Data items
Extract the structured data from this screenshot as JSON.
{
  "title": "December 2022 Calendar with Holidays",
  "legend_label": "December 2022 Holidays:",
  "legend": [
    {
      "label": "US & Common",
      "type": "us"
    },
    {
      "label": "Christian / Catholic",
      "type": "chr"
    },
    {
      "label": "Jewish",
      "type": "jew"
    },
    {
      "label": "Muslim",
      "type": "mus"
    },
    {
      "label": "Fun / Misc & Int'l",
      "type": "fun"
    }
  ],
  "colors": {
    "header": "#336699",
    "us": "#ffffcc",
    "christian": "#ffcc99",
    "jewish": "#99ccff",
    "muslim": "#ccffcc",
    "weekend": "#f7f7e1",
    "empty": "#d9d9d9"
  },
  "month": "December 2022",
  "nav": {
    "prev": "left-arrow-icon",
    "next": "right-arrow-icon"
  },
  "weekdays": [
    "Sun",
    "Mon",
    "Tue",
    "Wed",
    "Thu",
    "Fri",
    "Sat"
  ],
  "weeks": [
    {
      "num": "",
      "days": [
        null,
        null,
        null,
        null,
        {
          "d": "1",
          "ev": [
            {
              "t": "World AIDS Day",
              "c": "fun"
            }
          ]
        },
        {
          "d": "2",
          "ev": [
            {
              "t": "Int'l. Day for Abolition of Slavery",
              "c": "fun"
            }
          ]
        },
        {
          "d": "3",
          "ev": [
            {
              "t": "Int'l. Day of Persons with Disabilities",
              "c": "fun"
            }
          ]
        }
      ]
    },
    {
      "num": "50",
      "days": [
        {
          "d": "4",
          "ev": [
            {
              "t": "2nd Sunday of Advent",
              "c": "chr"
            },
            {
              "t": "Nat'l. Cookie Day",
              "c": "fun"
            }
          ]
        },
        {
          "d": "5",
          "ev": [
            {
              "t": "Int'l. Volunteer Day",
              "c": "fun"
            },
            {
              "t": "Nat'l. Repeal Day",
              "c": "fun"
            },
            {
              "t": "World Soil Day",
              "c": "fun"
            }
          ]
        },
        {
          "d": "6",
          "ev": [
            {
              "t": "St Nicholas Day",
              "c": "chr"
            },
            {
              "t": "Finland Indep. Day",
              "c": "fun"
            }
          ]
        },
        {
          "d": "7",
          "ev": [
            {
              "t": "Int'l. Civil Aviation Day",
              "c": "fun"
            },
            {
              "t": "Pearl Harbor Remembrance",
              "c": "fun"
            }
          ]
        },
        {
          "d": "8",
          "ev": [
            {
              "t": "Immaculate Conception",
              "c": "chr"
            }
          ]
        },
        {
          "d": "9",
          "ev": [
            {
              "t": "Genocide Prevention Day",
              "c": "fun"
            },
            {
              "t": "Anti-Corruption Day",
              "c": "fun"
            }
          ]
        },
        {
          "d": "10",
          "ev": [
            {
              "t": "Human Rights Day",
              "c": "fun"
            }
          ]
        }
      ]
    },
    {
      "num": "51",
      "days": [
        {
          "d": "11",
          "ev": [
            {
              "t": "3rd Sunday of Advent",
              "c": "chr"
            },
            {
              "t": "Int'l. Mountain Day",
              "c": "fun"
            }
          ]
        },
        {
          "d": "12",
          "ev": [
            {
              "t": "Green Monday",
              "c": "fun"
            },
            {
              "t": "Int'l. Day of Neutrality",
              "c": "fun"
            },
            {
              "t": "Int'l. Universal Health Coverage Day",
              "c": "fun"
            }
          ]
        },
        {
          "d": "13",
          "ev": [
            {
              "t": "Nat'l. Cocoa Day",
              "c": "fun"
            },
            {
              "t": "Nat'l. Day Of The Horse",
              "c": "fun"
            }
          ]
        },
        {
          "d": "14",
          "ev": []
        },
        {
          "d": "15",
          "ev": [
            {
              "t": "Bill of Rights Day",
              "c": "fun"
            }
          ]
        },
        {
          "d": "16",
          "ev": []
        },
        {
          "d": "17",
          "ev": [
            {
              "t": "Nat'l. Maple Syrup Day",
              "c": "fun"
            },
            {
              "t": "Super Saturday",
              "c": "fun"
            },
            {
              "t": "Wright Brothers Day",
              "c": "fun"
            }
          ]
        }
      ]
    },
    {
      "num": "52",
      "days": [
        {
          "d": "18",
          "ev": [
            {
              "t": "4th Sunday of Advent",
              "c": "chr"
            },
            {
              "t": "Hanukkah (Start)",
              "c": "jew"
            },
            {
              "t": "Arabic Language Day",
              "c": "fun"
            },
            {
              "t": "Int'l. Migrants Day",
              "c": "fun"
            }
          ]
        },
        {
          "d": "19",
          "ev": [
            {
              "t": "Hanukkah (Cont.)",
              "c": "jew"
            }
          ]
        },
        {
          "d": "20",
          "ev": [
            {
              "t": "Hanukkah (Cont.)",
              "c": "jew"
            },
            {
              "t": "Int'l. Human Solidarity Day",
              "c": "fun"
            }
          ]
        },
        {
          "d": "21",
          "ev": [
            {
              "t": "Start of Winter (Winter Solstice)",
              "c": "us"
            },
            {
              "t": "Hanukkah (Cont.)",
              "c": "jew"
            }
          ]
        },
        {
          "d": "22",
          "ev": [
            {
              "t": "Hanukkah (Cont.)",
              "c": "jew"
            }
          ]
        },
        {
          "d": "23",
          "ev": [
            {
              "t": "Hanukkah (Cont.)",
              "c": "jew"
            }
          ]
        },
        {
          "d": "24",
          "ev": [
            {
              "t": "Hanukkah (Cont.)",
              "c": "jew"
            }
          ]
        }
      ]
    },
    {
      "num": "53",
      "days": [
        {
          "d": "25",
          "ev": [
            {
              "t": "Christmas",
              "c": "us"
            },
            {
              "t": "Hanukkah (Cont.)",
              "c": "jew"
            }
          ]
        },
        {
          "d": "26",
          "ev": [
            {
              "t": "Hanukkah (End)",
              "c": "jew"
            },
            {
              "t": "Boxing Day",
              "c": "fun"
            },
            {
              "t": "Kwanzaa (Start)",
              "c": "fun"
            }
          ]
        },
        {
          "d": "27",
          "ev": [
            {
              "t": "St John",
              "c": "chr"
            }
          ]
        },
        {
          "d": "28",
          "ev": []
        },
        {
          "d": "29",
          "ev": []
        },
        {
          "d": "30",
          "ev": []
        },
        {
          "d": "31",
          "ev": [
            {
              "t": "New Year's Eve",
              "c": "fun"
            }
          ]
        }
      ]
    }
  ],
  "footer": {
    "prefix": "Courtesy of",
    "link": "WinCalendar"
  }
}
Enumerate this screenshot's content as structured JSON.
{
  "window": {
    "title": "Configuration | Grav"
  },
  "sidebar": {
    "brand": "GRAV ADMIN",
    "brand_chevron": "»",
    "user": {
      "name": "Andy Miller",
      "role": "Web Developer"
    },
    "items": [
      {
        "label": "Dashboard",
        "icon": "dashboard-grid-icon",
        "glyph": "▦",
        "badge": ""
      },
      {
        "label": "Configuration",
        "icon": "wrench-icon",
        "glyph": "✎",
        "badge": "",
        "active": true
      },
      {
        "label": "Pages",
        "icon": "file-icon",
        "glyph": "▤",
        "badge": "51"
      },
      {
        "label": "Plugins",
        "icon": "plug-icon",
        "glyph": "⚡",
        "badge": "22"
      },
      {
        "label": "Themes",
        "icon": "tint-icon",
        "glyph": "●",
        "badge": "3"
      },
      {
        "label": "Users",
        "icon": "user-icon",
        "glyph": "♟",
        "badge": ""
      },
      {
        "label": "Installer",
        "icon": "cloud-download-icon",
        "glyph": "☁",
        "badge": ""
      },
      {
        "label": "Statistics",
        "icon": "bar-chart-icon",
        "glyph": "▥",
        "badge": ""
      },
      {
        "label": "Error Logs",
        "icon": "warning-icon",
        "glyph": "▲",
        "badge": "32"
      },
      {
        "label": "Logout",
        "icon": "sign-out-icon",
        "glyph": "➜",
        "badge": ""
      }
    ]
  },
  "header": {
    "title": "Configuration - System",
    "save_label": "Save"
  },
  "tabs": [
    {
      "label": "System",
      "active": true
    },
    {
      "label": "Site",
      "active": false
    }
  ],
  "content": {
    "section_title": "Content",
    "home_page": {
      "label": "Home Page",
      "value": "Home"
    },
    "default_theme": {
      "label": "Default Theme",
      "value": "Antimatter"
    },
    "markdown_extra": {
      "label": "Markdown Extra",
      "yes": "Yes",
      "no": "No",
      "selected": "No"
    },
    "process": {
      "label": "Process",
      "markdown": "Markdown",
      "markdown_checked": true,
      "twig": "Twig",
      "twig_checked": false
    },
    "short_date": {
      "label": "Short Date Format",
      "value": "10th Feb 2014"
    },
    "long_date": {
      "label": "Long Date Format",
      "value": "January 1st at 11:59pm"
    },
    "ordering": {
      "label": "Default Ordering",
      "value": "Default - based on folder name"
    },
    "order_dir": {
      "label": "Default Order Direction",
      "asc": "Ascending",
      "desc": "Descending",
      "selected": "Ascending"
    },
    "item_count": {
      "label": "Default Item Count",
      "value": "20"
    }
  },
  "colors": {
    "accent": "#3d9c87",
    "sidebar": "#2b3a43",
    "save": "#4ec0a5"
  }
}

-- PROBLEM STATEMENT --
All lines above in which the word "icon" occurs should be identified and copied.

-- EXPECTED ANSWER --
    "prev": "left-arrow-icon",
    "next": "right-arrow-icon"
        "icon": "dashboard-grid-icon",
        "icon": "wrench-icon",
        "icon": "file-icon",
        "icon": "plug-icon",
        "icon": "tint-icon",
        "icon": "user-icon",
        "icon": "cloud-download-icon",
        "icon": "bar-chart-icon",
        "icon": "warning-icon",
        "icon": "sign-out-icon",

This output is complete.